Starmer has also pledged that Labour will “bring together existing research programmes and help deliver data-driven public services, whilst maintaining strong safeguards and ensuring all of the public benefit”, appearing to chime with Blair’s emphasis on using technology to drive efficiencies.

Labour have also pledged several other policies which indicate enthusiasm for AI adoption. These include supporting universities with AI-related ventures, and working with the industry to ensure these ventures have the finance to grow, amongst others.

These pledges indicate that Blair is pushing on a door that is ajar. A key question will be on the extent to which Starmer welcomes these ideas. By demonstrating close alignment with Blair, Starmer will be signalling to voters that he wants to get the old band back together for another rendition of ‘Things Can Only Get Better’, when others will argue that he should focus on his own smash-hit debut album.

Blair’s ambition seeks to capitalise on the UK’s existing strengths, notably its world-class universities and leading AI companies such as DeepMind.

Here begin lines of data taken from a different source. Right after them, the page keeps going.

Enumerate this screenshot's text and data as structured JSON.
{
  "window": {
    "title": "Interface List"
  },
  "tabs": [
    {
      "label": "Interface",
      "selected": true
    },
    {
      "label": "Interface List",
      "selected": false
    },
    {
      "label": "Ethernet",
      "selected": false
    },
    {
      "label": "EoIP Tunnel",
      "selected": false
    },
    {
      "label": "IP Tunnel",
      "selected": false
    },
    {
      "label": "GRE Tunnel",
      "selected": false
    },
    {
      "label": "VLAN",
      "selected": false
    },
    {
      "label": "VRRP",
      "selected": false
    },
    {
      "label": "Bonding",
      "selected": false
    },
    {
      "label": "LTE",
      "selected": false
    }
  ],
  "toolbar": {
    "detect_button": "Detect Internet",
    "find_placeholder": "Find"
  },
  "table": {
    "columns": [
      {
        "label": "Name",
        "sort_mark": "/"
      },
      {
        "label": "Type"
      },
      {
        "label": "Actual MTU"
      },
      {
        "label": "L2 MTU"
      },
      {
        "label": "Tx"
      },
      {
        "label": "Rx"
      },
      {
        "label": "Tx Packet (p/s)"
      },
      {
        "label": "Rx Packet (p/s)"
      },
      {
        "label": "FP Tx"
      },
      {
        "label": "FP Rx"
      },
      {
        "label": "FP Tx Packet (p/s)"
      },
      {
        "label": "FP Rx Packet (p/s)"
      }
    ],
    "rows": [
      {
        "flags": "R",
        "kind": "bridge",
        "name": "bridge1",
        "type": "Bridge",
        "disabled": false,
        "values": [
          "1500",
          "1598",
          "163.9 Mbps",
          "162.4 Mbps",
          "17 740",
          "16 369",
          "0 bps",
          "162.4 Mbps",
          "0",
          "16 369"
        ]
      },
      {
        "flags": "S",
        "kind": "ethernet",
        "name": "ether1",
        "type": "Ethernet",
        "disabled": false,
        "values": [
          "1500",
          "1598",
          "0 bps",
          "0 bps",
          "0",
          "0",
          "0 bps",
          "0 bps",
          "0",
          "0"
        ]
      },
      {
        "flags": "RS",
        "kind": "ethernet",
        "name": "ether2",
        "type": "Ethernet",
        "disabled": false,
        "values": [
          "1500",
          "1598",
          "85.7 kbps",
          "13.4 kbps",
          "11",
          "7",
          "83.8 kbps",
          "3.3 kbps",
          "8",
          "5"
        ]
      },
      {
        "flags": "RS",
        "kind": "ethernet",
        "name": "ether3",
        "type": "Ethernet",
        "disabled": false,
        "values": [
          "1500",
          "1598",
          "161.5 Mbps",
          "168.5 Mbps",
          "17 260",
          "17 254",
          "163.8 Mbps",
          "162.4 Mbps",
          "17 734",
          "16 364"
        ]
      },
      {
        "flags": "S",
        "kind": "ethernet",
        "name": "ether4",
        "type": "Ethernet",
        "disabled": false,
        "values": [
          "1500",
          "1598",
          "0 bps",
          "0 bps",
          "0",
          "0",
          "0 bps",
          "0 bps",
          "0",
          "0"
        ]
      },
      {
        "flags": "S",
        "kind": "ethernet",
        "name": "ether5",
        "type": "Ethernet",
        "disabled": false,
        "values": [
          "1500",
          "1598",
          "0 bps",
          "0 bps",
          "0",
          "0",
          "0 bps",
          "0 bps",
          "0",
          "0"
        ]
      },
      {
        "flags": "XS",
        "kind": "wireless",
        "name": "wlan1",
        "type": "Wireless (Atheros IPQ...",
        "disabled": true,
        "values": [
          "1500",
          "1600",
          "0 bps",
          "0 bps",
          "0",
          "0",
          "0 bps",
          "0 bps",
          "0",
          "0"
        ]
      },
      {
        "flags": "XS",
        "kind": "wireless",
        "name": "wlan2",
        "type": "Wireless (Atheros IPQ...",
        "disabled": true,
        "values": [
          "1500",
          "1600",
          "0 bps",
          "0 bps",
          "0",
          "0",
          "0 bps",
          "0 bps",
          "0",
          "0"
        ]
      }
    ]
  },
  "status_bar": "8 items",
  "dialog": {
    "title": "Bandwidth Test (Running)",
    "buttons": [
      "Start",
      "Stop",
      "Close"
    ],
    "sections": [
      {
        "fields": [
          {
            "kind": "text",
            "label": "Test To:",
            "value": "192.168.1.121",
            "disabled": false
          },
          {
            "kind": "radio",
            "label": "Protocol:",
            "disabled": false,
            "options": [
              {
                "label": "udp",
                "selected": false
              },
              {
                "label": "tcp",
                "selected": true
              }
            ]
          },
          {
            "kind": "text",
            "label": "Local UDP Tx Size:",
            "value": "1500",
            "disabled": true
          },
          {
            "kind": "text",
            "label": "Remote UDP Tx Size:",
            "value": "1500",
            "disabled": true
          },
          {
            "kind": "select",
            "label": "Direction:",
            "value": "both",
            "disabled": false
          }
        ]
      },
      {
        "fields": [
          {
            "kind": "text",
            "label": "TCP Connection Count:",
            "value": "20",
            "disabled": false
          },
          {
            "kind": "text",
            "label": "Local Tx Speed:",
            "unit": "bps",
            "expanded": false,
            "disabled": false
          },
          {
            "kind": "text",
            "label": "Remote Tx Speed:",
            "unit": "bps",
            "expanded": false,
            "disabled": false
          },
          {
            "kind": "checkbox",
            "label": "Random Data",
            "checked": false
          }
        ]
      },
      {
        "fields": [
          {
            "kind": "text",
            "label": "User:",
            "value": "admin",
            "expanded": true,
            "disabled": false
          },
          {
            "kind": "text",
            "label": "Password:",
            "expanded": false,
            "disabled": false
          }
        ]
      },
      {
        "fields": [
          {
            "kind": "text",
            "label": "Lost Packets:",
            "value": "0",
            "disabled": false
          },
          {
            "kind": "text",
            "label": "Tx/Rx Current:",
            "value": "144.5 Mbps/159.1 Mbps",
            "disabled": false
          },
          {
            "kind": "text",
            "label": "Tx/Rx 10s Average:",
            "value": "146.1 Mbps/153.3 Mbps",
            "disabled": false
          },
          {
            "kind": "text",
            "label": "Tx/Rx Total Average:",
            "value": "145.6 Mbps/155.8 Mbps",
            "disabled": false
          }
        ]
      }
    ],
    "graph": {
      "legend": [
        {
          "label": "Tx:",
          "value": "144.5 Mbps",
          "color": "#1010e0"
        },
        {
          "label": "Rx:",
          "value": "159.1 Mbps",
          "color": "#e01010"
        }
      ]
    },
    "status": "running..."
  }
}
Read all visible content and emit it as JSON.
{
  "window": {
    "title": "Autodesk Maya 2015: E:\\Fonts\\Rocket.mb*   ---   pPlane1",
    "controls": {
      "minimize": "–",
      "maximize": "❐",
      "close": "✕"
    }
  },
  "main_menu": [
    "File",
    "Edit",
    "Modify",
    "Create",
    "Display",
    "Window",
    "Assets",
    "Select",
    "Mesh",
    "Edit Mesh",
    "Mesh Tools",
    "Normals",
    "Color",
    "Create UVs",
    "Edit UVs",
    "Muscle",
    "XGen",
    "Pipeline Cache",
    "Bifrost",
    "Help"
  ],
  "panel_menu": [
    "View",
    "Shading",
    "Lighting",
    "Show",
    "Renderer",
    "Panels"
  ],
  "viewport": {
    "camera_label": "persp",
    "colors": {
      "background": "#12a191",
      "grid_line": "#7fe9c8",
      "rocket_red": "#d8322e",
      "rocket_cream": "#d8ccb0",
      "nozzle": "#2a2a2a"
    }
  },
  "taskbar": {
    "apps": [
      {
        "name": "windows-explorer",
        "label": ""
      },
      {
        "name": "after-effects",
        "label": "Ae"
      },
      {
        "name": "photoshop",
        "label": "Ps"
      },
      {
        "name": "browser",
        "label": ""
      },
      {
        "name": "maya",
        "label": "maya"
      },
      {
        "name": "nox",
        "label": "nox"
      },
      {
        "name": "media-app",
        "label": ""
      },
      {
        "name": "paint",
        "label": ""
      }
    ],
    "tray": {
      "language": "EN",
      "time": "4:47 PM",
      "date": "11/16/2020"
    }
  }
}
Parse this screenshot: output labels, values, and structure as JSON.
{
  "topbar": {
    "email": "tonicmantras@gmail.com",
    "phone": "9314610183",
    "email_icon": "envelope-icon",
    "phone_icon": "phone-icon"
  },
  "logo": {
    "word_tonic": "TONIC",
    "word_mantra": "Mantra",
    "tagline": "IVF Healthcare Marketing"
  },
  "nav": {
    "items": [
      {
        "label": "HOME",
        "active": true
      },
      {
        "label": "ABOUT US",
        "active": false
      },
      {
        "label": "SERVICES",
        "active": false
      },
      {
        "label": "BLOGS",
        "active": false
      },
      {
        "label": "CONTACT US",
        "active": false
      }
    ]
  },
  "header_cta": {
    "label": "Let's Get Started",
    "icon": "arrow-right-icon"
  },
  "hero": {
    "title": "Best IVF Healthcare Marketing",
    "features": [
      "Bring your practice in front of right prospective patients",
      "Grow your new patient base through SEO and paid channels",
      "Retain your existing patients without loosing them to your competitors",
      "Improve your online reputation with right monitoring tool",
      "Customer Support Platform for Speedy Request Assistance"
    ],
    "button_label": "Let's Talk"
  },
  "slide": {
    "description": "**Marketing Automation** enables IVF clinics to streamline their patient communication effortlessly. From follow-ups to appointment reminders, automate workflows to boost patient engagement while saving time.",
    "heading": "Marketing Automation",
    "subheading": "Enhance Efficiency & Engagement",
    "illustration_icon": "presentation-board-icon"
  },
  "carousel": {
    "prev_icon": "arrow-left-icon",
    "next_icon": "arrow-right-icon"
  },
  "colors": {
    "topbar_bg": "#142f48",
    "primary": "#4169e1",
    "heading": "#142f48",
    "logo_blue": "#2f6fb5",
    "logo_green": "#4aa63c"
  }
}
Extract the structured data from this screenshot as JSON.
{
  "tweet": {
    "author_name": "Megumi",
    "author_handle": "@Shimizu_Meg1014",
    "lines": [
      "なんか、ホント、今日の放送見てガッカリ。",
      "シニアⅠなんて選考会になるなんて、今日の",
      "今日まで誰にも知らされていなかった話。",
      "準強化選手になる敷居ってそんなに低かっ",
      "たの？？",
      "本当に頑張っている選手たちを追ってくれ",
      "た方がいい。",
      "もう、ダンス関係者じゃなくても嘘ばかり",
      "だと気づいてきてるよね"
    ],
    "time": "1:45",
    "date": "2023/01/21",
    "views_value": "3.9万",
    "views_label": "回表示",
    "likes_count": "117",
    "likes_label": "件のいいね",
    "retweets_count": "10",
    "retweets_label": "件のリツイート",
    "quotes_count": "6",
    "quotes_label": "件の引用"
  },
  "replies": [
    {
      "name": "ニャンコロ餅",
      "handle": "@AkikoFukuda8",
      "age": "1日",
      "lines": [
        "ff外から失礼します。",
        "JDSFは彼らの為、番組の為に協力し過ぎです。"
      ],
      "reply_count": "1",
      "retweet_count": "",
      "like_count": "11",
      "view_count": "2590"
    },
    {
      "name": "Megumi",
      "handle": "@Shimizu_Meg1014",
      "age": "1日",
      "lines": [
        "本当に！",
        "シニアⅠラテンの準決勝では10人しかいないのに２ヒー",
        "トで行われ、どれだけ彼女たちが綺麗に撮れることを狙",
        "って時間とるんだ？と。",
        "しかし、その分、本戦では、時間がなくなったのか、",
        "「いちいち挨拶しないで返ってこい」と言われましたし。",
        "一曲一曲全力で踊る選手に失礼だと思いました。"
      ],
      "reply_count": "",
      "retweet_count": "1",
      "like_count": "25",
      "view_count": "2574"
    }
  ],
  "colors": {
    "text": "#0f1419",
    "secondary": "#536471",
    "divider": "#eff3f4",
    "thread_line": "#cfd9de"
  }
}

Ultimately, today’s event acted as a warning shot for the potential loss of the country's competitive edge without proactive government support for AI. Casting minds back, Blair gained a reputation in power as a ‘pen and paper man’, and a leader who was famously a technophobe.  For the country, the Labour leadership, Tony Blair and our new technological frontier, we have entered a new era.